Task → Return every entry exactly as written, with the pictures removed.

#### Data section ####

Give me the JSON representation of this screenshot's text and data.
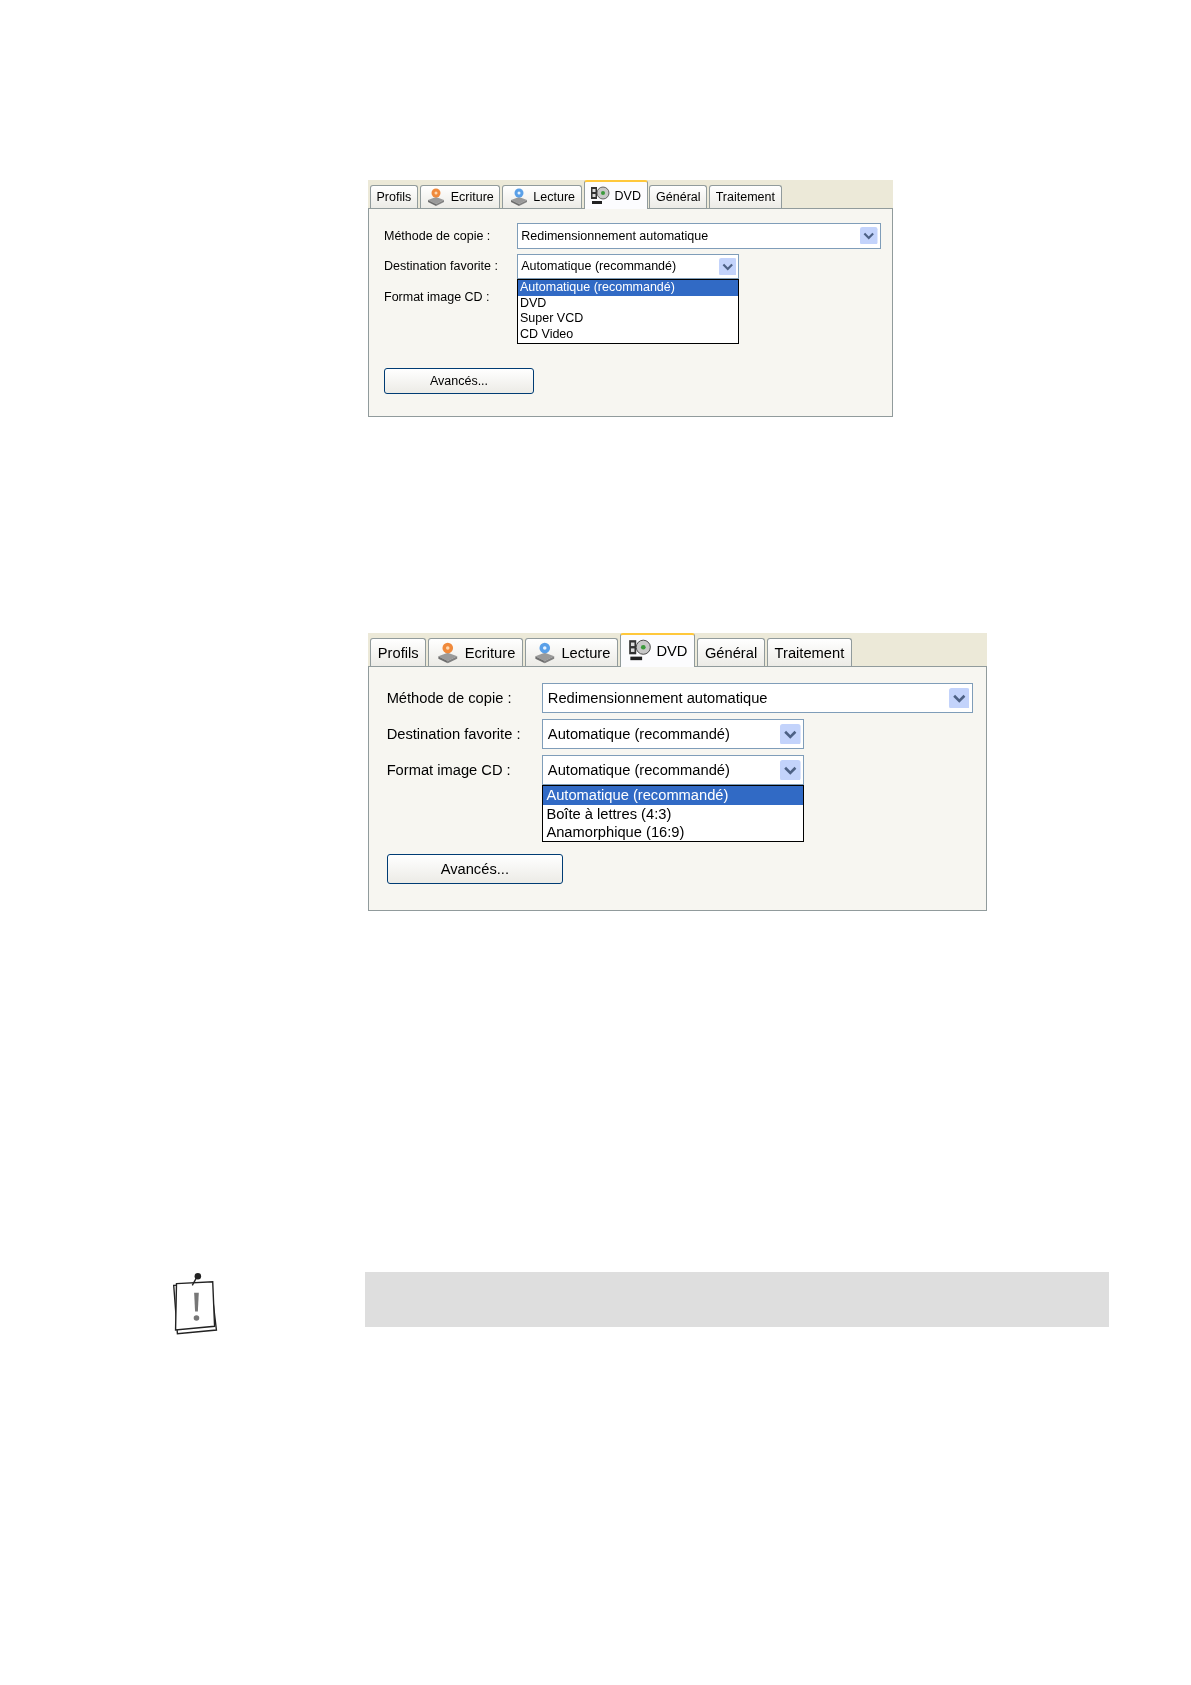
{
  "dialogs": [
    {
      "tabs": [
        {
          "label": "Profils",
          "kind": "plain",
          "selected": false
        },
        {
          "label": "Ecriture",
          "kind": "burn",
          "selected": false
        },
        {
          "label": "Lecture",
          "kind": "read",
          "selected": false
        },
        {
          "label": "DVD",
          "kind": "dvd",
          "selected": true
        },
        {
          "label": "Général",
          "kind": "plain",
          "selected": false
        },
        {
          "label": "Traitement",
          "kind": "plain",
          "selected": false
        }
      ],
      "fields": [
        {
          "label": "Méthode de copie :",
          "kind": "wide",
          "value": "Redimensionnement automatique"
        },
        {
          "label": "Destination favorite :",
          "kind": "narrow",
          "value": "Automatique (recommandé)",
          "options": [
            {
              "label": "Automatique (recommandé)",
              "selected": true
            },
            {
              "label": "DVD",
              "selected": false
            },
            {
              "label": "Super VCD",
              "selected": false
            },
            {
              "label": "CD Video",
              "selected": false
            }
          ]
        },
        {
          "label": "Format image CD :",
          "kind": "hidden"
        }
      ],
      "button": "Avancés..."
    },
    {
      "tabs": [
        {
          "label": "Profils",
          "kind": "plain",
          "selected": false
        },
        {
          "label": "Ecriture",
          "kind": "burn",
          "selected": false
        },
        {
          "label": "Lecture",
          "kind": "read",
          "selected": false
        },
        {
          "label": "DVD",
          "kind": "dvd",
          "selected": true
        },
        {
          "label": "Général",
          "kind": "plain",
          "selected": false
        },
        {
          "label": "Traitement",
          "kind": "plain",
          "selected": false
        }
      ],
      "fields": [
        {
          "label": "Méthode de copie :",
          "kind": "wide",
          "value": "Redimensionnement automatique"
        },
        {
          "label": "Destination favorite :",
          "kind": "narrow",
          "value": "Automatique (recommandé)"
        },
        {
          "label": "Format image CD :",
          "kind": "narrow",
          "value": "Automatique (recommandé)",
          "options": [
            {
              "label": "Automatique (recommandé)",
              "selected": true
            },
            {
              "label": "Boîte à lettres (4:3)",
              "selected": false
            },
            {
              "label": "Anamorphique (16:9)",
              "selected": false
            }
          ]
        }
      ],
      "button": "Avancés..."
    }
  ]
}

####

Written response →
Give me the JSON representation of this screenshot's text and data.
{
  "dialogs": [
    {
      "tabs": [
        {
          "label": "Profils",
          "kind": "plain",
          "selected": false
        },
        {
          "label": "Ecriture",
          "kind": "burn",
          "selected": false
        },
        {
          "label": "Lecture",
          "kind": "read",
          "selected": false
        },
        {
          "label": "DVD",
          "kind": "dvd",
          "selected": true
        },
        {
          "label": "Général",
          "kind": "plain",
          "selected": false
        },
        {
          "label": "Traitement",
          "kind": "plain",
          "selected": false
        }
      ],
      "fields": [
        {
          "label": "Méthode de copie :",
          "kind": "wide",
          "value": "Redimensionnement automatique"
        },
        {
          "label": "Destination favorite :",
          "kind": "narrow",
          "value": "Automatique (recommandé)",
          "options": [
            {
              "label": "Automatique (recommandé)",
              "selected": true
            },
            {
              "label": "DVD",
              "selected": false
            },
            {
              "label": "Super VCD",
              "selected": false
            },
            {
              "label": "CD Video",
              "selected": false
            }
          ]
        },
        {
          "label": "Format image CD :",
          "kind": "hidden"
        }
      ],
      "button": "Avancés..."
    },
    {
      "tabs": [
        {
          "label": "Profils",
          "kind": "plain",
          "selected": false
        },
        {
          "label": "Ecriture",
          "kind": "burn",
          "selected": false
        },
        {
          "label": "Lecture",
          "kind": "read",
          "selected": false
        },
        {
          "label": "DVD",
          "kind": "dvd",
          "selected": true
        },
        {
          "label": "Général",
          "kind": "plain",
          "selected": false
        },
        {
          "label": "Traitement",
          "kind": "plain",
          "selected": false
        }
      ],
      "fields": [
        {
          "label": "Méthode de copie :",
          "kind": "wide",
          "value": "Redimensionnement automatique"
        },
        {
          "label": "Destination favorite :",
          "kind": "narrow",
          "value": "Automatique (recommandé)"
        },
        {
          "label": "Format image CD :",
          "kind": "narrow",
          "value": "Automatique (recommandé)",
          "options": [
            {
              "label": "Automatique (recommandé)",
              "selected": true
            },
            {
              "label": "Boîte à lettres (4:3)",
              "selected": false
            },
            {
              "label": "Anamorphique (16:9)",
              "selected": false
            }
          ]
        }
      ],
      "button": "Avancés..."
    }
  ]
}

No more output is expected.